The lines to copy from the data below are those that hold the string "steps".

----

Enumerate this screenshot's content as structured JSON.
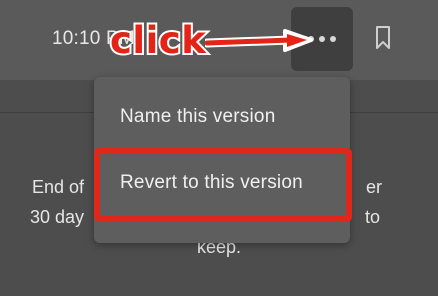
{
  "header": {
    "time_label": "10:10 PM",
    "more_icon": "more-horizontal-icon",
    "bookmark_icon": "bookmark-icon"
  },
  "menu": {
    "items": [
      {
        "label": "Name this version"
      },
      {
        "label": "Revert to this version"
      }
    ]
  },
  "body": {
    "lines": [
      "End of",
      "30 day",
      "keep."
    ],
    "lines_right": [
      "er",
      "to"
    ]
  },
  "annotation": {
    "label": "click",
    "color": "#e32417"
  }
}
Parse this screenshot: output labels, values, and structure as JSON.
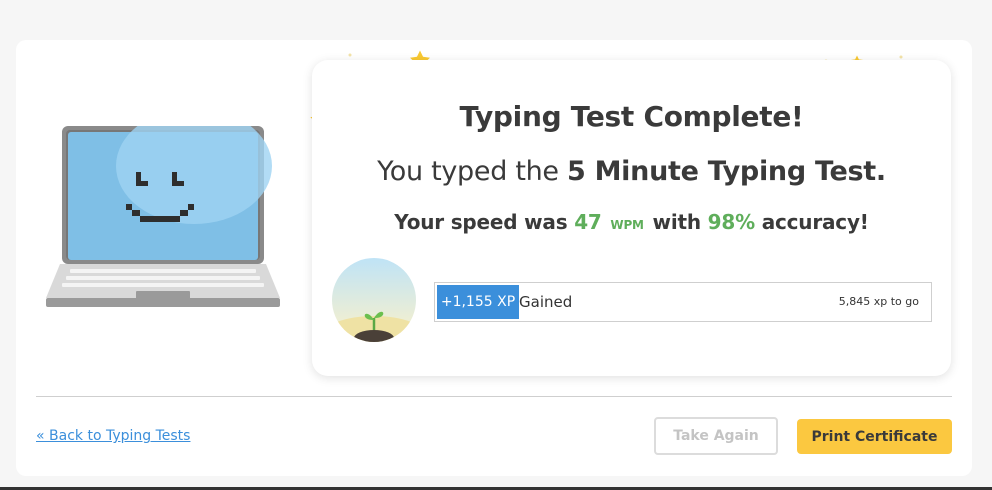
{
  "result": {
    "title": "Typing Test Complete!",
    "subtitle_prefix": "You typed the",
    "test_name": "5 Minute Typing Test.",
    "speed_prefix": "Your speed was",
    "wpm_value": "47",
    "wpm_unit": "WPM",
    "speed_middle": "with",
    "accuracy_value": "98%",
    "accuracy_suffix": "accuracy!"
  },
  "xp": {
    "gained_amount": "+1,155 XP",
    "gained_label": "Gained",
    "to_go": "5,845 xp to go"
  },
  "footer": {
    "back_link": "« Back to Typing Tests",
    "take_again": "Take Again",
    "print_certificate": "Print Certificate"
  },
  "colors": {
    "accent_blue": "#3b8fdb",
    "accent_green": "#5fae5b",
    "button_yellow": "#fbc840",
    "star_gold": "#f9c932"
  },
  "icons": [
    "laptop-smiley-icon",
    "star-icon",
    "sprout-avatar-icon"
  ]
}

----

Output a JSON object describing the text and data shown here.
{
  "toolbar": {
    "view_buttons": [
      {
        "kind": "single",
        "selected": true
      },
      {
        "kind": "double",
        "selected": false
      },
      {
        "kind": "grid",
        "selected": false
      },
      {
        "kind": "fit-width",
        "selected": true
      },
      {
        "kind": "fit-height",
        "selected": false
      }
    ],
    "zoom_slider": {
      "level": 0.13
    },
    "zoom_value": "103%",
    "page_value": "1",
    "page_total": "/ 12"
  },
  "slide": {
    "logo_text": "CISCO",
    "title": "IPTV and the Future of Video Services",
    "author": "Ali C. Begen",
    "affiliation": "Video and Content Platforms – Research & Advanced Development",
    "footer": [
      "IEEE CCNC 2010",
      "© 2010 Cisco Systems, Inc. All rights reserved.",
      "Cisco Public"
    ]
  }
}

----

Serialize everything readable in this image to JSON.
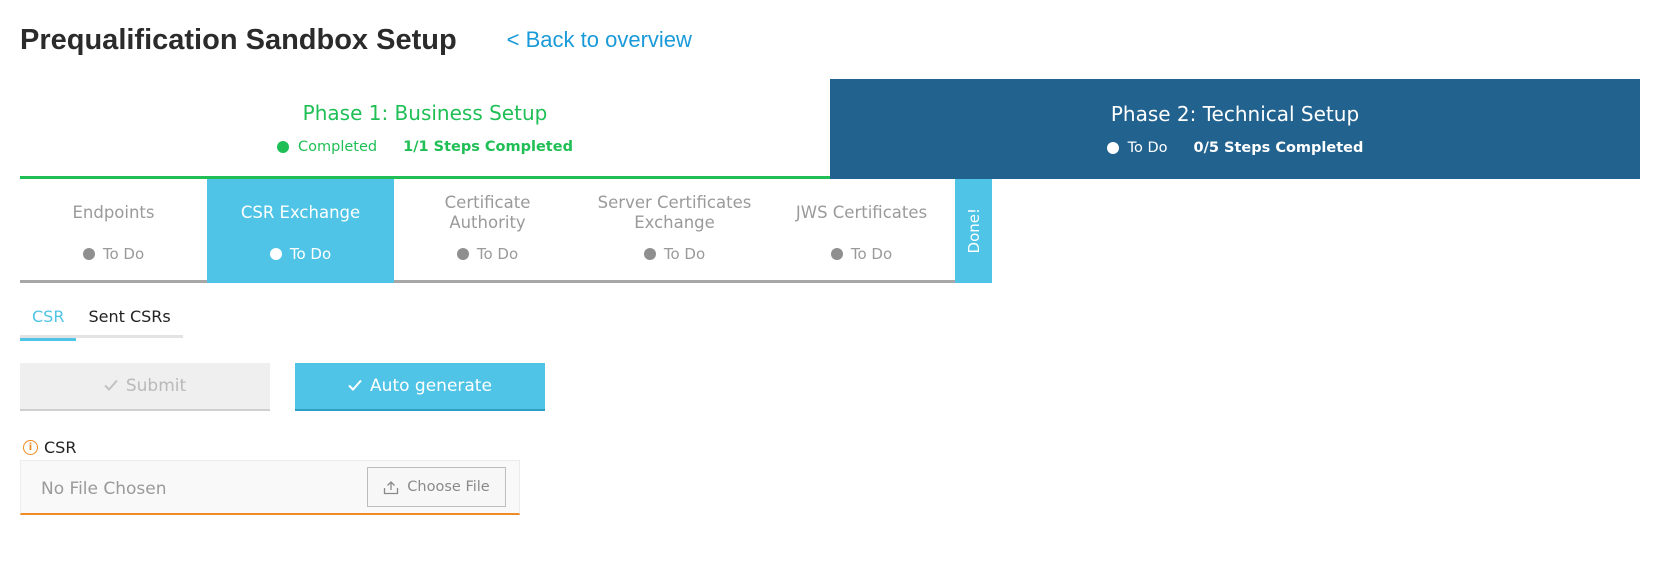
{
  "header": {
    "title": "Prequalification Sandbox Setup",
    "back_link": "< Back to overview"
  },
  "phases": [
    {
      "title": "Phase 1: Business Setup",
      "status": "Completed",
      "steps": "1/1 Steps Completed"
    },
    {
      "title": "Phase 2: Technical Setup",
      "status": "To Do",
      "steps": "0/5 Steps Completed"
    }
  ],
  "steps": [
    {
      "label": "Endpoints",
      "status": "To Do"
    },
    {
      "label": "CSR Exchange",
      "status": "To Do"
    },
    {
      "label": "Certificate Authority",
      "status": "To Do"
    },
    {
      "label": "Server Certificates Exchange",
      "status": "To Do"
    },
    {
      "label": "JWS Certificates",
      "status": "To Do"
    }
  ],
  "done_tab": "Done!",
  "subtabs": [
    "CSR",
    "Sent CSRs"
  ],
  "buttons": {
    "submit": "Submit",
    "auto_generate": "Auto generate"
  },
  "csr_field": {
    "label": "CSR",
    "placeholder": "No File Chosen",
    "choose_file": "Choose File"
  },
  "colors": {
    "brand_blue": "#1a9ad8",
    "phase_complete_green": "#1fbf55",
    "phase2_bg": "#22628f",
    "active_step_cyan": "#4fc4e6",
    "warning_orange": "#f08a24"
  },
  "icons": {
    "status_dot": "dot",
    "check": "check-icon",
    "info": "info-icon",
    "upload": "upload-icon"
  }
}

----

**Final answer**.
      "steps": "1/1 Steps Completed"
      "steps": "0/5 Steps Completed"
  "steps": [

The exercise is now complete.